More details have emerged about Edwin Stier’s resignation as the Intl. Bhd. of Teamsters’ (IBT) internal ethics officer on April 29. These details come from Stier’s resignation letter to IBT president James Hoffa, secy.-treasurer Tom Keegel and the IBT’s Gen. Exec. Bd. Jim McGough, who heads the union reform group, Laborers for Justice, provided a copy of the letter to NLPC.
In his letter, Stier complains that when he submitted a report on the “threat to the union” posed by organized crime in “one metropolitan area,” reported to be Chicago, Hoffa refused to meet with him. Then, Stier wrote, the report, based partly on sources concerned about their safety, was distributed to the IRS and the U.S. Dept. of Labor. “I have no lack of confidence in both organizations,” Stier wrote, “but such a shift in responsibility can only result in a loss of momentum and a disruption in continuity thereby reducing the chances of successfully completing the investigations.”
Previously unreported is Stier’s allegation that Hoffa has not presented a code of conduct written by a task force of Teamster members under Stier’s direction to the U.S. Attny. for the Sou. Dist. of NY. Stier wrote that the code was “an essential element” of the union’s case that it could police itself, and that the 14-yr. federal oversight over the union was no longer necessary to keep it free of corruption. Stier also complained that Hoffa failed to move against officials of a local union (reported to be Houston Local 988), when Stier’s investigators uncovered evidence of kickbacks. According to Stier, “Hoffa resisted imposing a trusteeship and only reluctantly appointed a panel of Teamsters to consider whether a trusteeship should be established.”
The Teamster panel failed to issue its findings within the required 60 days.
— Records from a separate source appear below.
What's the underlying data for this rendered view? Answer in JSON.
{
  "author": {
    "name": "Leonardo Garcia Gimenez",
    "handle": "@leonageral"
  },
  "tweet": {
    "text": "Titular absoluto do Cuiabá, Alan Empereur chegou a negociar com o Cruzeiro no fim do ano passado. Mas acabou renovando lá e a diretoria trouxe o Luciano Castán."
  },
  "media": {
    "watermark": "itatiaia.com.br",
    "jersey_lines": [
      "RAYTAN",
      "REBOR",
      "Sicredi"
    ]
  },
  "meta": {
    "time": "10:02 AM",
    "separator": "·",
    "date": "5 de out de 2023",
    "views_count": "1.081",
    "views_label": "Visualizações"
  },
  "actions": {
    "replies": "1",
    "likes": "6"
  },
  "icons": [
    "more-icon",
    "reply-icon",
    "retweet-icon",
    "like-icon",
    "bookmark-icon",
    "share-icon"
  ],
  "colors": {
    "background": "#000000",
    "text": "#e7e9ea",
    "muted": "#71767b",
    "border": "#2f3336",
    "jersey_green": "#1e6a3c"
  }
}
Only when the federally-appointed Independent Rev. Bd. (IRB) recommended charges against the top 2 officials of the Houston local did Hoffa finally impose a trusteeship on the union. As previously reported in UCU, the president of Local 988, Chuck Crawley, demanded a kickback from an employee’s salary to contribute to Hoffa’s campaign for the IBT presidency in the hope that Hoffa would endorse Crawley for that post when it became available.
“[R]ather than creating an atmosphere in which serious allegations are resolved expeditiously and fairly,” Stier wrote, Hoffa has created “the clear impression that the union is slow to react to corruption issues and is insensitive to witnesses’ justifiable fears of retaliation.”